Professor Bob Morgan, Chair, Board of Aboriginal and Torres Strait Islander Education and Research (BATSIER) University of Newcastle

A key determinant of health status for Australia’s Indigenous peoples, as Professor Bob Morgan explains.

Australia may be envied abroad for its material riches but most Aboriginal people continue to struggle to overcome the ravages of poverty, the contamination of our cultures and traditions, the impacts of dispossession, the alarmingly disproportionate levels of incarceration and the effects of racism and socio-political alienation. 

All of these elements are determinants that help to understand the debilitating health status of Aboriginal and Torres Strait Islander people.

In Viktor Frankl’s seminal book Man's Search for Meaning (1938) on the theory of Logotheraphy, based on his observations from his time in German concentration camps, he argued that, “The human being is an entity that consists of a body (soma), mind (psyche), and spirit (noos).” He explained that we have a body and mind, but the spirit is what we are, our essence. Note that Frankl's theory was not based on religion or theology, but often had parallels to these.

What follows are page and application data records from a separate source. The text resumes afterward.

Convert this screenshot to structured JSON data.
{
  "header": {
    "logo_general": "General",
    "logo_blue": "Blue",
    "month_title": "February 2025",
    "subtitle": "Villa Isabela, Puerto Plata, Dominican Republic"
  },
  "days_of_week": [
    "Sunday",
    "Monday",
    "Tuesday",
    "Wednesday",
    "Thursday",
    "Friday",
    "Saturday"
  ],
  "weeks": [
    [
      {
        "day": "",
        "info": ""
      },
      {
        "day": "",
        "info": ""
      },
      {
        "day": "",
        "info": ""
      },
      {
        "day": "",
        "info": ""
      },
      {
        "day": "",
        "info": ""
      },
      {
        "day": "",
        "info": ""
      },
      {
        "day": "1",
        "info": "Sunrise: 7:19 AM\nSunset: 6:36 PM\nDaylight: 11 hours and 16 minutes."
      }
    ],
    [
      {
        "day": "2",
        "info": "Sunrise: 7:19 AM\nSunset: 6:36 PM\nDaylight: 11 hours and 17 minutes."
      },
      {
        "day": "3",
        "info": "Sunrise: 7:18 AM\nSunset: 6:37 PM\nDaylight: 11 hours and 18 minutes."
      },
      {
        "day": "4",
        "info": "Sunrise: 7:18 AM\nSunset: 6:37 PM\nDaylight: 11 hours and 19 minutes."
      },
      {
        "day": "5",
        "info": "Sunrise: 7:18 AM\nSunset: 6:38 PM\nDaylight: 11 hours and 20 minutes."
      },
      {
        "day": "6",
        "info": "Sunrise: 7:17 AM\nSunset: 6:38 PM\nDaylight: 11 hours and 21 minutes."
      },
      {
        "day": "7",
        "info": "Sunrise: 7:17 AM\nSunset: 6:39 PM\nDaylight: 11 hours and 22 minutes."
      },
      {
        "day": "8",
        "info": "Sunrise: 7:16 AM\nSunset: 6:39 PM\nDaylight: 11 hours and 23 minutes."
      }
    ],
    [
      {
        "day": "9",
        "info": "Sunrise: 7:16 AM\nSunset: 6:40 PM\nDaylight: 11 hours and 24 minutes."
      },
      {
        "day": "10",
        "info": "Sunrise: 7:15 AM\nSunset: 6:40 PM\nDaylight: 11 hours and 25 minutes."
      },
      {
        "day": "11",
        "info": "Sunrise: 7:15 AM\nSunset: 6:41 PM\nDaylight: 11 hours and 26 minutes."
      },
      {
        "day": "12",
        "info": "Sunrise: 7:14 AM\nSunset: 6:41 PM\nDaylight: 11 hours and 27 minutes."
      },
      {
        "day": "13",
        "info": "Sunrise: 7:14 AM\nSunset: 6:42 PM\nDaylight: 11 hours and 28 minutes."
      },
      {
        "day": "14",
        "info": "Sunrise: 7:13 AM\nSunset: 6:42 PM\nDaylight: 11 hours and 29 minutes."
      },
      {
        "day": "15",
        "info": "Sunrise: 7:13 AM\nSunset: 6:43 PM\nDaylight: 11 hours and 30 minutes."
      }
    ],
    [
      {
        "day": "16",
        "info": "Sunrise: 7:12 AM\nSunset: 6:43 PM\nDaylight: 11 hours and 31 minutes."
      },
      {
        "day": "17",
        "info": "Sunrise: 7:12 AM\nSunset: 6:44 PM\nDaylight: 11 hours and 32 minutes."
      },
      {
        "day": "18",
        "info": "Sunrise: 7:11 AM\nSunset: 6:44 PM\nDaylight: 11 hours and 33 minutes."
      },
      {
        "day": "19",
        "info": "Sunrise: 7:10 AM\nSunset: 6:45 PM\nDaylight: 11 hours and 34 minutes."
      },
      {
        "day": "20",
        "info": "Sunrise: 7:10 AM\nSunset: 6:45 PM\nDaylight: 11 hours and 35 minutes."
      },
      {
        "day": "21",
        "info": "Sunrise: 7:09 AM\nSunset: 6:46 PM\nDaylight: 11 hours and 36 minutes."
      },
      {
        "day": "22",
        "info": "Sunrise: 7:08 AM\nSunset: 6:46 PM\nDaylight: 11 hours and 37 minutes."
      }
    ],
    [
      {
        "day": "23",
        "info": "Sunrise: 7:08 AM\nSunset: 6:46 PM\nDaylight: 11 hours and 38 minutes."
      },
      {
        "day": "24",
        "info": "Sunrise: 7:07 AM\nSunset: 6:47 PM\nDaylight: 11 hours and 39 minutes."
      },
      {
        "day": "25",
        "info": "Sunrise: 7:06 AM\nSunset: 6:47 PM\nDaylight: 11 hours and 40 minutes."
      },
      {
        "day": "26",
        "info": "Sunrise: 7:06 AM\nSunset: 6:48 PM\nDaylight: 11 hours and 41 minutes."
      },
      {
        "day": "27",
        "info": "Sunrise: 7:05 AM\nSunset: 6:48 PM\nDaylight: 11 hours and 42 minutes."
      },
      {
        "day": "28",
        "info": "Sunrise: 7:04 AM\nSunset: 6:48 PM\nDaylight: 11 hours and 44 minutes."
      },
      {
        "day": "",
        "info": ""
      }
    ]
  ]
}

Social distancing at RTS Health Service

The development of Rekindling the Spirit Health Service dates back 17 years, its roots lying in what was called Gurgun Bulahnggelah (meaning “agree to walk together”), an Aboriginal health promotion service provided by Elli Bradshaw and Teena Binge of the then-North Coast Area Health Service’s Public Health Unit.

Since 1998, the premises had been occupied by the NSW Local Health District’s Aboriginal Health Education Officers. It was suggested that some primary care health services were needed on the site as well, and I nominated myself and sought the assistance of GP colleagues Angela Bettess and Carol Stevenson. We commenced and provided the GP service linked to the Casino Aboriginal Medical Service (AMS) as an outreach service.

When it comes to IT, government departments are sleeping giants. They rarely move but when they do they take gargantuan leaps. 

In December 2019 Transport for New South Wales (TfNSW) took over the running of the Roads & Maritime Service (RMS) and hence the issuance of commercial and private drivers’ licenses. 

The RMS had been gradually rolling out digital licenses since 2017 as part of its drive to increased efficiency, and this continues under TfNSW. Applications for a digital driver's license are accessed through the Service NSW website. 

In a similar drive for increased proficiency TfNSW is also encouraging the renewal or upgrade of licenses through their online service. As a “web service” the renewal can be done any time and at any place. In practice this means it is usually done after hours at home. This is more convenient and efficient, and is encouraged in the era of social distancing under COVID-19.